ADVANCE DIRECTIVES: Physicians Fail Communication Test
A study published in the Annals of Internal Medicine indicates that physicians inadequately discuss end-of-life decisions with their patients, the Pittsburgh Post-Gazette reports (Voas, 9/16). A research group led by Dr. James Tulsky of Durham VA Medical Center tape-recorded 56 conversations between physicians and their elderly or seriously ill patients at clinics in Durham, NC, and Pittsburgh, PA. The study found that physicians discussed advance directives with their patients for an average of five minutes, with the physicians dominating the conversations for two-thirds of the duration. The study group further found that physicians used "vague language" to convey varying degrees of illness, failed to explore patients' preferences or definitions of common responses and often described treatment options in complex medical jargon without providing further explanation. In addition, physicians presented extreme scenarios that did not elicit patients' views about the less clear-cut scenarios that are more common when terminal decisions are made (Annals of Internal Medicine release, 9/15). Furthermore, the researchers found that the majority of the patient-physician conversations ended without resolution.

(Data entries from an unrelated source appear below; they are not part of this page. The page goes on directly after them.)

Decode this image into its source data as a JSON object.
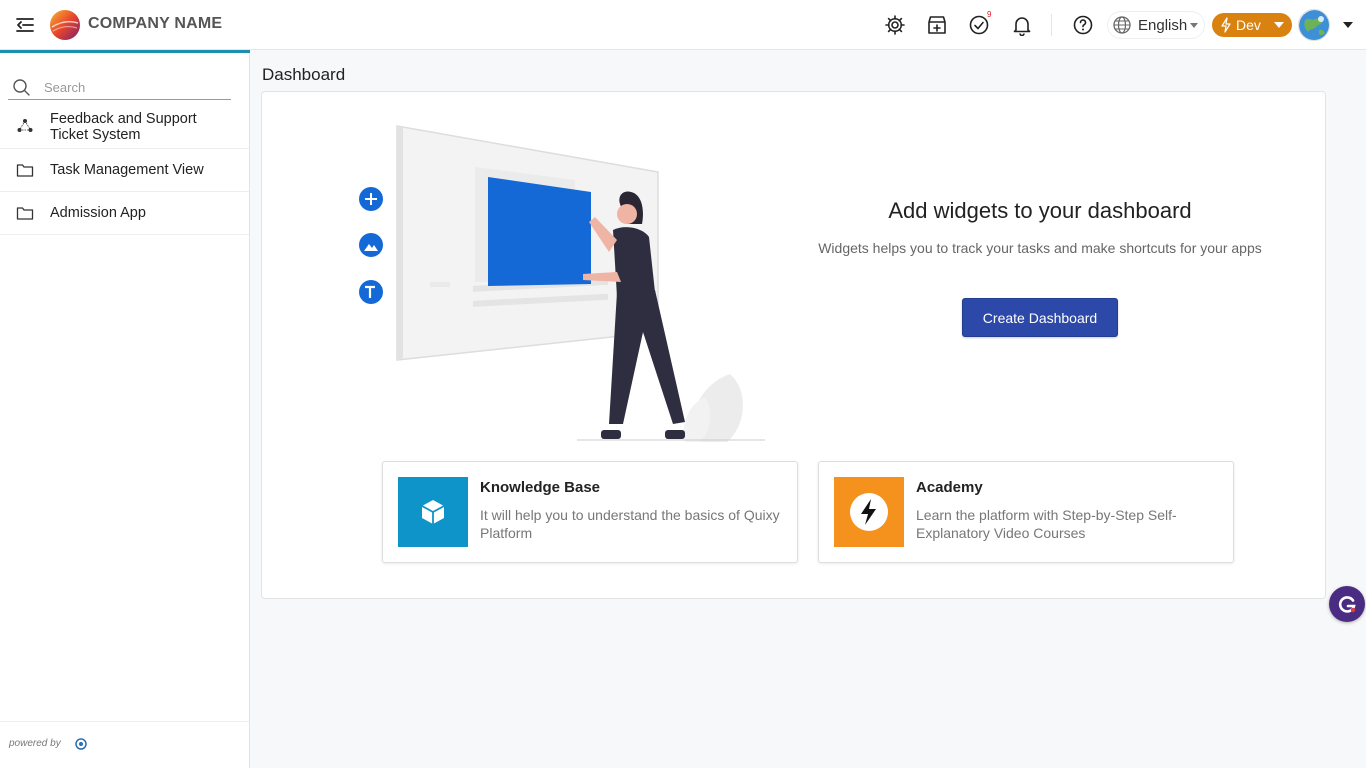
{
  "header": {
    "brand": "COMPANY NAME",
    "icons": [
      "menu-collapse-icon",
      "settings-icon",
      "store-icon",
      "tasks-check-icon",
      "bell-icon",
      "help-icon",
      "globe-icon"
    ],
    "tasks_badge": "9",
    "language": "English",
    "environment": "Dev",
    "accent_color": "#d9820f"
  },
  "sidebar": {
    "search_placeholder": "Search",
    "items": [
      {
        "label_line1": "Feedback and Support",
        "label_line2": "Ticket System",
        "icon": "app-triangle-icon"
      },
      {
        "label": "Task Management View",
        "icon": "folder-icon"
      },
      {
        "label": "Admission App",
        "icon": "folder-icon"
      }
    ],
    "powered_by": "powered by",
    "accent_color": "#1a8fb0"
  },
  "main": {
    "page_title": "Dashboard",
    "empty_state": {
      "title": "Add widgets to your dashboard",
      "subtitle": "Widgets helps you to track your tasks and make shortcuts for your apps",
      "button": "Create Dashboard",
      "button_color": "#2c48a8"
    },
    "tiles": [
      {
        "title": "Knowledge Base",
        "description": "It will help you to understand the basics of Quixy Platform",
        "icon": "cube-icon",
        "color": "#0f94c9"
      },
      {
        "title": "Academy",
        "description": "Learn the platform with Step-by-Step Self-Explanatory Video Courses",
        "icon": "lightning-icon",
        "color": "#f5921e"
      }
    ]
  }
}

And while formal advanced directive forms were discussed in 88% of the cases, 45% of physicians "did not instruct patients on how to obtain advance directive forms" (Tulsky et al, Annals of Internal Medicine, 9/15 issue).
Patients In The Dark?
Surprisingly, interviews with the patients immediately following their discussions with the physicians found that 100% of patients said their doctors "did a good job talking about these issues" (AIM release, 9/15). But the study authors emphasized that better communication is needed, despite patients' perceptions. Specifically citing physicians' inability to discuss realistic scenarios with patients, the authors concluded: "A conversation about advance directives that probes no further than dire or reversible scenarios leaves most physicians and families no better off when they confront the more common, less clear-cut predicaments surrounding end-of-life care." The authors noted that most physicians learn how to talk about advance directives and end-of-life care through personal experience, rather than formal training. In addition, "practitioners face severe time pressures," limiting their ability to address advance directives (AIM, 9/15 issue). Tulsky said physicians must improve the quality of these conversations. "Unfortunately," he said, "after discussions such as the ones we observed, patients, families and their physicians may find themselves no better off than if the conversations had never occurred" (AIM release, 9/15).